Buy Material

Are you sure you want to buy this material for

25 Karma

Buy Material

BOOM! Enjoy Your Free Notes!

We've added these Notes to your profile, click here to view them now.


You're already Subscribed!

Looks like you've already subscribed to StudySoup, you won't need to purchase another subscription to get this material. To access this material simply click 'View Full Document'

Why people love StudySoup

Bentley McCaw University of Florida

"I was shooting for a perfect 4.0 GPA this semester. Having StudySoup as a study aid was critical to helping me achieve my goal...and I nailed it!"

Anthony Lee UC Santa Barbara

"I bought an awesome study guide, which helped me get an A in my Math 34B class this quarter!"

Jim McGreen Ohio University

"Knowing I can count on the Elite Notetaker in my class allows me to focus on what the professor is saying instead of just scribbling notes the whole time and falling behind."


"Their 'Elite Notetakers' are making over $1,200/month in sales by creating high quality content that helps their classmates in a time of need."

Become an Elite Notetaker and start selling your notes online!

Refund Policy


All subscriptions to StudySoup are paid in full at the time of subscribing. To change your credit card information or to cancel your subscription, go to "Edit Settings". All credit card information will be available there. If you should decide to cancel your subscription, it will continue to be valid until the next payment period, as all payments for the current period were made in advance. For special circumstances, please email


StudySoup has more than 1 million course-specific study resources to help students study smarter. If you’re having trouble finding what you’re looking for, our customer support team can help you find what you need! Feel free to contact them here:

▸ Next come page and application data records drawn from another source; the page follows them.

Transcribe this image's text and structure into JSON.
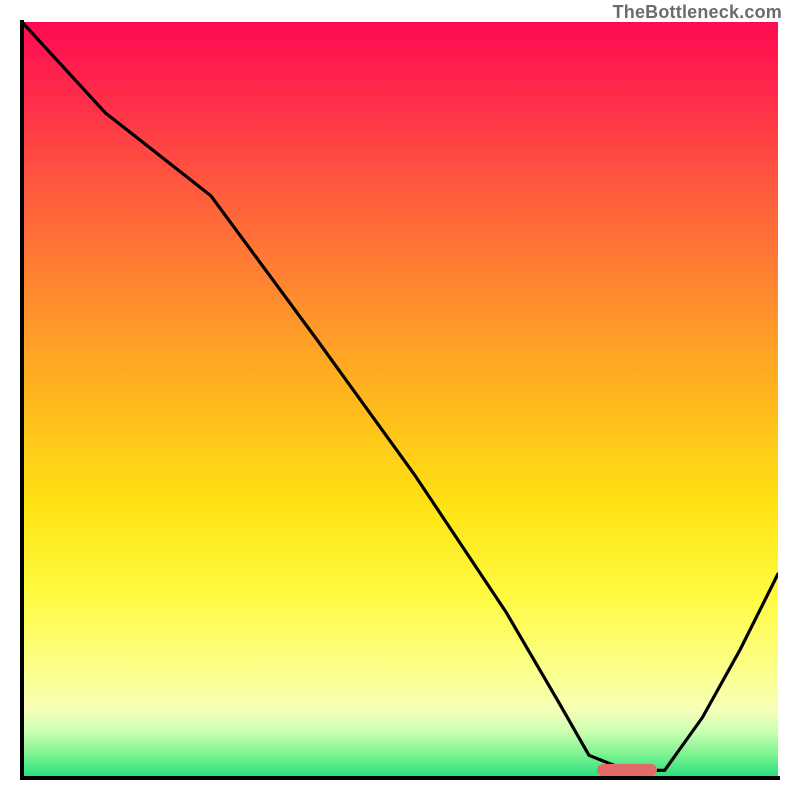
{
  "watermark": "TheBottleneck.com",
  "colors": {
    "axis": "#000000",
    "curve": "#000000",
    "marker": "#e46a6a",
    "gradient_top": "#ff0a52",
    "gradient_mid": "#ffe312",
    "gradient_bottom": "#20e07f"
  },
  "chart_data": {
    "type": "line",
    "title": "",
    "xlabel": "",
    "ylabel": "",
    "xlim": [
      0,
      100
    ],
    "ylim": [
      0,
      100
    ],
    "x": [
      0,
      11,
      25,
      39,
      52,
      64,
      71,
      75,
      80,
      85,
      90,
      95,
      100
    ],
    "values": [
      100,
      88,
      77,
      58,
      40,
      22,
      10,
      3,
      1,
      1,
      8,
      17,
      27
    ],
    "marker": {
      "x_start": 76,
      "x_end": 84,
      "y": 1
    },
    "grid": false,
    "legend": null
  }
}
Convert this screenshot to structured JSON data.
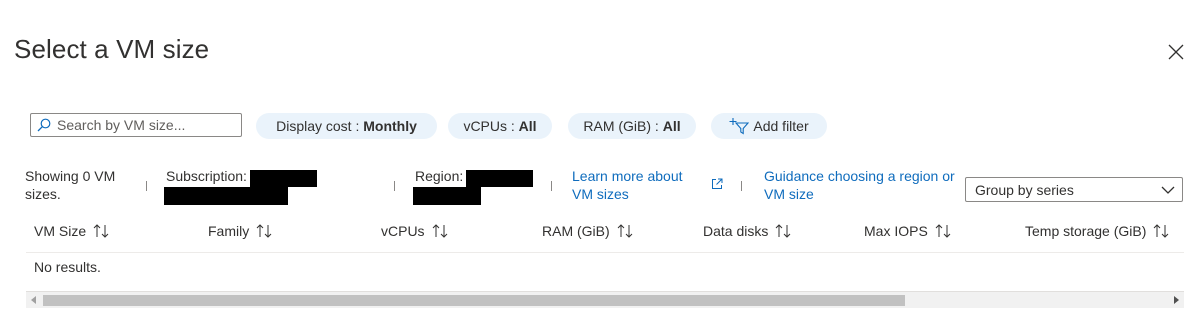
{
  "dialog": {
    "title": "Select a VM size",
    "close_icon": "close-icon"
  },
  "toolbar": {
    "search_placeholder": "Search by VM size...",
    "display_cost_label": "Display cost :",
    "display_cost_value": "Monthly",
    "vcpus_label": "vCPUs :",
    "vcpus_value": "All",
    "ram_label": "RAM (GiB) :",
    "ram_value": "All",
    "add_filter_label": "Add filter",
    "add_filter_icon": "add-filter-icon"
  },
  "info": {
    "showing_line1": "Showing 0 VM",
    "showing_line2": "sizes.",
    "subscription_label": "Subscription:",
    "region_label": "Region:",
    "learn_more_line1": "Learn more about",
    "learn_more_line2": "VM sizes",
    "external_link_icon": "external-link-icon",
    "guidance_line1": "Guidance choosing a region or",
    "guidance_line2": "VM size",
    "group_by_value": "Group by series"
  },
  "table": {
    "columns": [
      "VM Size",
      "Family",
      "vCPUs",
      "RAM (GiB)",
      "Data disks",
      "Max IOPS",
      "Temp storage (GiB)"
    ],
    "empty_text": "No results."
  },
  "colors": {
    "link": "#0f6cbd",
    "pill_bg": "#eaf3fb",
    "text": "#323130"
  }
}
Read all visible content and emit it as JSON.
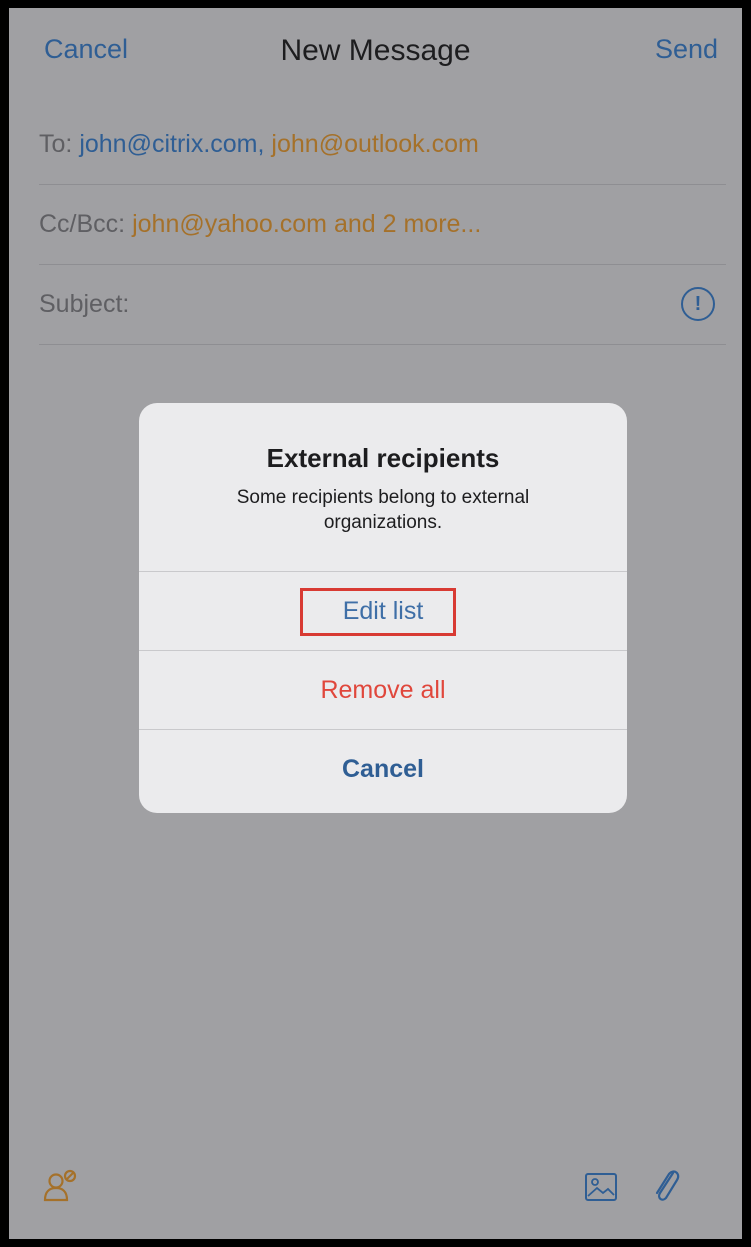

Recurring Subscriptions: If you have canceled your recurring subscription on the day of renewal and have not downloaded any documents, you may request a refund by submitting an email to

Satisfaction Guarantee: If you’re not satisfied with your subscription, you can contact us for further help. Contact must be made within 3 business days of your subscription purchase and your refund request will be subject for review.

Please Note: Refunds can never be provided more than 30 days after the initial purchase date regardless of your activity on the site.